JS: There’s a demand from some sectors for bigger floorplates, with everyone on one floor as opposed to be separated vertically through a building. Do the high-density zones you build in restrict you in terms of delivering that?
PC: To a certain extent, developing offices in a historic city such as London, with its controlled planning regime, you’re always dealing with compromises and challenges. Although many occupiers may initially prefer a larger floorplate, we’ve been able to demonstrate that the introduction of inter-communicating showpiece staircases can offer occupiers the same levels of efficiency and communication.
JS: Some of the defining features of your development at London Wall Place are the walkways and the public realm outside. How big a role does public realm play in your office schemes?
PC: It’s an interesting question. The nature of the site at London Wall Place is such that we were restricted on the height of the buildings. Because of the existing buildings and the rights of light and daylight and sunlight to the Barbican, the buildings couldn’t be massive square blocks. So we chose to incorporate a public realm environment that created a destination. At London Wall Place, it is the quality and extent of the landscaped areas and walkways that define the scheme, rather than just the office buildings themselves.

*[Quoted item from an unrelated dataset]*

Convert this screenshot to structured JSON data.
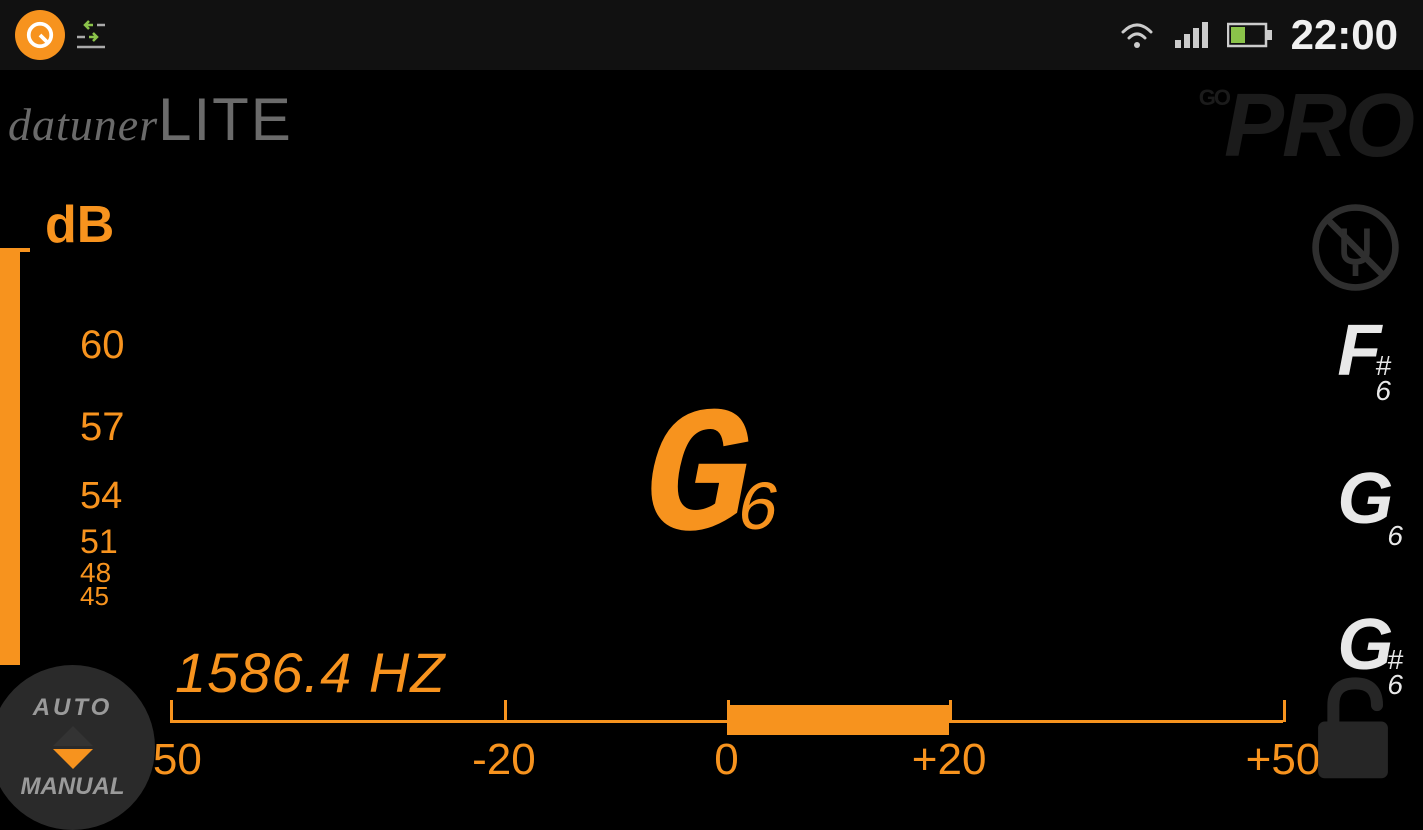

This post was extracted from Exchange, Make’s new thought leadership series which explores some of the challenges and trends that the property industry is encountering. Issue No. 1 in the series looks at the workplace and is available to read and download.